When he gets angry and insults (motivated by insecurity at your questions??), is he violating any of his own inbuilt standards that he ought to behave better? If there is no God, then why bother with any sense of morality at all? - and then do you get fairly close to nihilism, a very depressing place to be.

It seems all very theoretical - it’s hard to know where the rubber meets the road. What exactly does this belief system play out like in real life? What happens to a person after death - if it simply ceasing to exist, then why bother with any of it?
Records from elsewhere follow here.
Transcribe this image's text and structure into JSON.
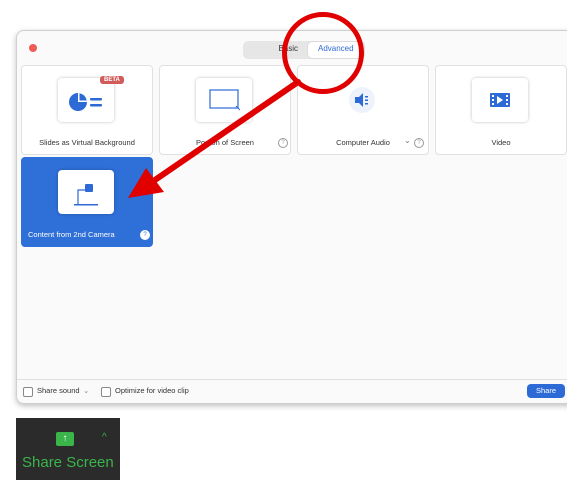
{
  "tabs": {
    "basic": "Basic",
    "advanced": "Advanced"
  },
  "tiles": [
    {
      "label": "Slides as Virtual Background",
      "badge": "BETA"
    },
    {
      "label": "Portion of Screen",
      "help": "?"
    },
    {
      "label": "Computer Audio",
      "help": "?",
      "dropdown": "⌄"
    },
    {
      "label": "Video"
    },
    {
      "label": "Content from 2nd Camera",
      "help": "?"
    }
  ],
  "bottom": {
    "share_sound": "Share sound",
    "share_sound_caret": "⌄",
    "optimize": "Optimize for video clip",
    "share_button": "Share"
  },
  "share_screen": {
    "label": "Share Screen",
    "up": "↑",
    "caret": "^"
  },
  "colors": {
    "accent_blue": "#2f6fd8",
    "annotation_red": "#e00000",
    "zoom_green": "#3ab54a"
  }
}
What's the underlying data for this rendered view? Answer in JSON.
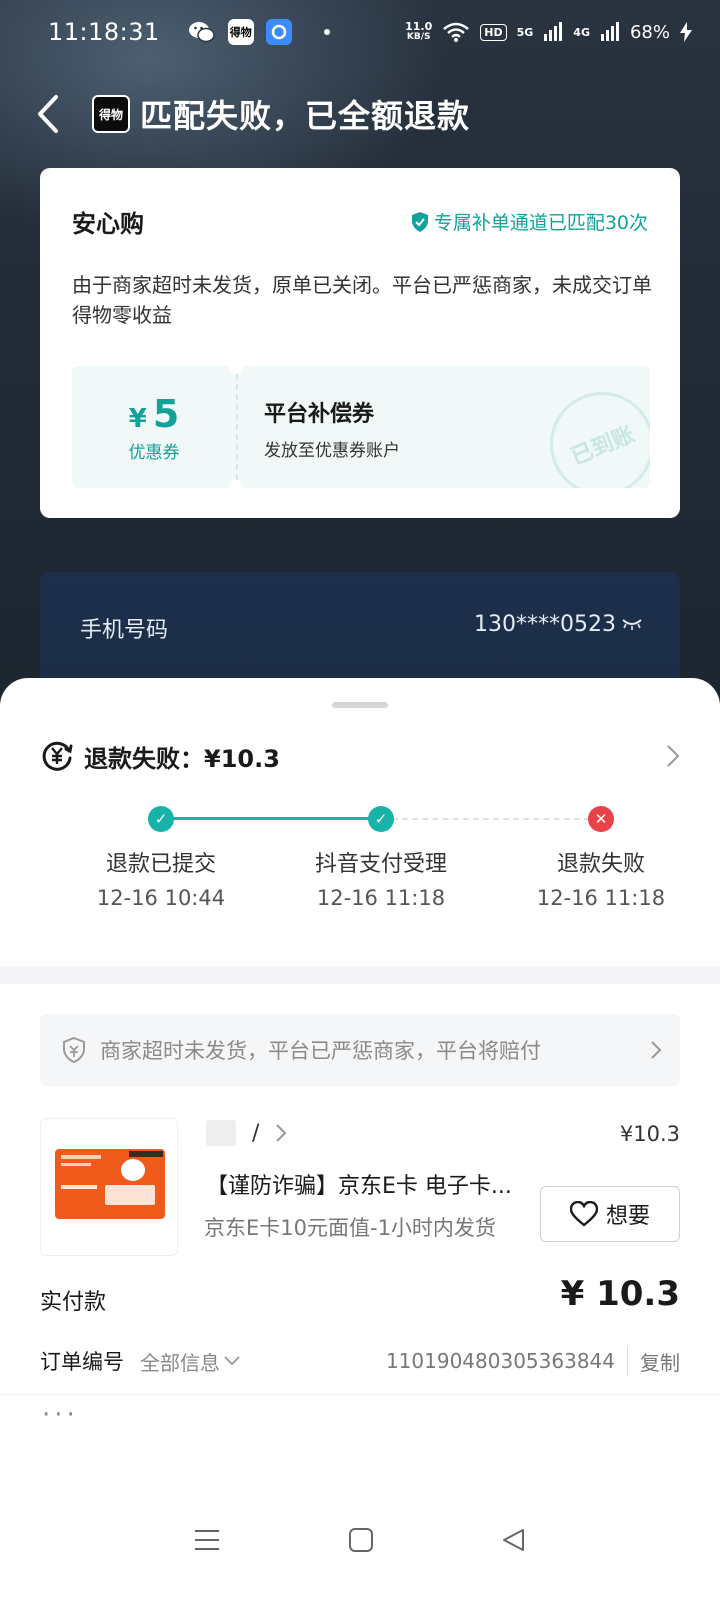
{
  "status_bar": {
    "time": "11:18:31",
    "net_speed": "11.0",
    "net_unit": "KB/S",
    "hd": "HD",
    "sig1": "5G",
    "sig2": "4G",
    "battery": "68%",
    "app_icon_dewu": "得物"
  },
  "header": {
    "title": "匹配失败，已全额退款",
    "logo_text": "得物"
  },
  "assurance_card": {
    "title": "安心购",
    "badge": "专属补单通道已匹配30次",
    "description": "由于商家超时未发货，原单已关闭。平台已严惩商家，未成交订单得物零收益",
    "coupon": {
      "currency": "¥",
      "amount": "5",
      "type_label": "优惠券",
      "title": "平台补偿券",
      "subtitle": "发放至优惠券账户",
      "stamp": "已到账"
    }
  },
  "phone_card": {
    "label": "手机号码",
    "value": "130****0523"
  },
  "refund": {
    "title": "退款失败：¥10.3",
    "steps": [
      {
        "label": "退款已提交",
        "time": "12-16 10:44",
        "status": "done"
      },
      {
        "label": "抖音支付受理",
        "time": "12-16 11:18",
        "status": "done"
      },
      {
        "label": "退款失败",
        "time": "12-16 11:18",
        "status": "failed"
      }
    ]
  },
  "notice": {
    "text": "商家超时未发货，平台已严惩商家，平台将赔付"
  },
  "product": {
    "shop_name": "/",
    "price": "¥10.3",
    "title": "【谨防诈骗】京东E卡 电子卡...",
    "spec": "京东E卡10元面值-1小时内发货",
    "want_label": "想要"
  },
  "payment": {
    "paid_label": "实付款",
    "paid_value": "¥ 10.3"
  },
  "order": {
    "label": "订单编号",
    "all_info": "全部信息",
    "number": "110190480305363844",
    "copy": "复制"
  },
  "more": "···",
  "colors": {
    "accent": "#17b3a8",
    "failed": "#e8424a",
    "dark_bg": "#222b36"
  }
}
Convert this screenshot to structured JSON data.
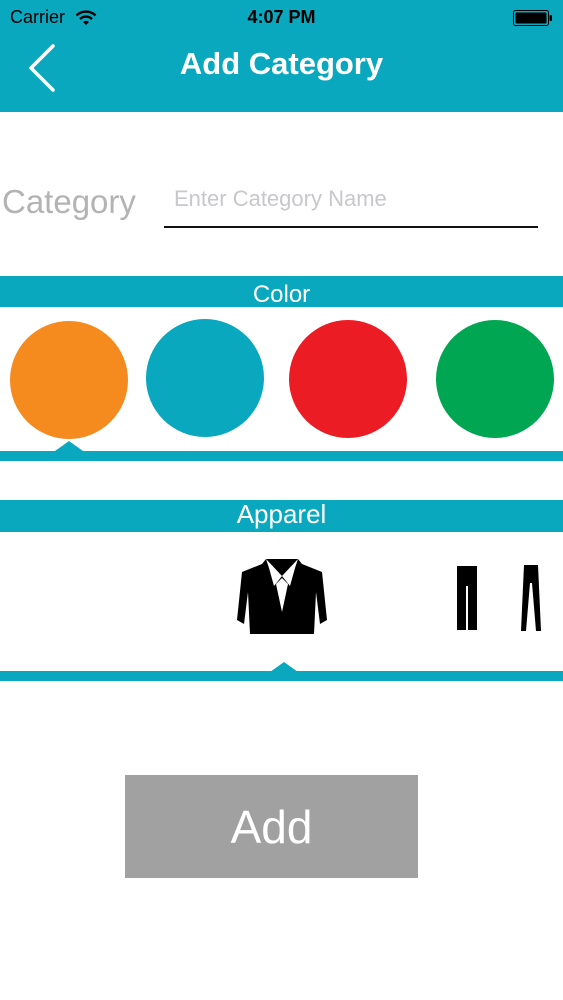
{
  "status_bar": {
    "carrier": "Carrier",
    "time": "4:07 PM"
  },
  "nav": {
    "title": "Add Category",
    "back_icon": "chevron-left-icon"
  },
  "category": {
    "label": "Category",
    "value": "",
    "placeholder": "Enter Category Name"
  },
  "color_section": {
    "title": "Color",
    "swatches": [
      "#f58b1f",
      "#0aa8be",
      "#ec1c24",
      "#00a651"
    ],
    "selected": "#f58b1f"
  },
  "apparel_section": {
    "title": "Apparel",
    "items": [
      "blazer-icon",
      "dress-icon",
      "pants-icon"
    ],
    "selected": "blazer-icon"
  },
  "add_button": {
    "label": "Add"
  },
  "colors": {
    "accent": "#0aa8be",
    "button": "#a1a1a1",
    "label": "#b3b3b3"
  }
}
I was talking to an atheist (exCatholic) on a forum, and was asking questions to understand more. I had a fair bit of response at this video discussion on the meaning of life with William Lane Craig, Jordan Peterson, and Rebecca Goldstein. Maybe this will be of interest to him if he’s very intellectual, and if nothing else will provoke further thought and reflection? https://www.youtube.com/watch?v=pDDQOCXBrAw (and there is a a followup post on this page if that’s of any interest: https://www.reasonablefaith.org/media/reasonable-faith-podcast/is-there-meaning-to-life/)

As Sean and Kathleen said, I hope and pray that you will be able to show Christ’s unconditional love in response to any insults and continue to show him what a difference it has made in your life. I hope this is helpful, I feel a bit inadequate with how I’ve worded a lot of this - so feel free to disregard if it’s a bit simplistic :slight_smile:

I hope as an encouragement, the passage from 1 Corinthians 1:18-31 comes to mind. God will use the foolish things of the world to confound the wise, and the weak things to bring down the strong. And in Isiah 55:10-11, God has promised that his Word will not return void, but will accomplish that which it has gone forth to do.

19 For it is written, I will destroy the wisdom of the wise, and will bring to nothing the understanding of the prudent.

20 Where is the wise? where is the scribe? where is the disputer of this world? hath not God made foolish the wisdom of this world?

21 For after that in the wisdom of God the world by wisdom knew not God, it pleased God by the foolishness of preaching to save them that believe.

22 For the Jews require a sign, and the Greeks seek after wisdom:

23 But we preach Christ crucified, unto the Jews a stumblingblock, and unto the Greeks foolishness;

24 But unto them which are called, both Jews and Greeks, Christ the power of God, and the wisdom of God.

25 Because the foolishness of God is wiser than men; and the weakness of God is stronger than men.

26 For ye see your calling, brethren, how that not many wise men after the flesh, not many mighty, not many noble, are called:

27 But God hath chosen the foolish things of the world to confound the wise; and God hath chosen the weak things of the world to confound the things which are mighty;

28 And base things of the world, and things which are despised, hath God chosen, yea, and things which are not, to bring to nought things that are:

29 That no flesh should glory in his presence.

30 But of him are ye in Christ Jesus, who of God is made unto us wisdom, and righteousness, and sanctification, and redemption:

31 That, according as it is written, He that glorieth, let him glory in the Lord.

A Christian may not be the highest intellect, but the power of Jesus’ love can shine through into the darkest heart.


(Kathleen) #10

Thanks for your thoughts, and many thanks for the youtube video to the conversation between WL Craig, J Peterson, and R Goldstein. Very fascinating! I’ve listened to the first 40 minutes and look forward to getting through it all at some point. :slight_smile: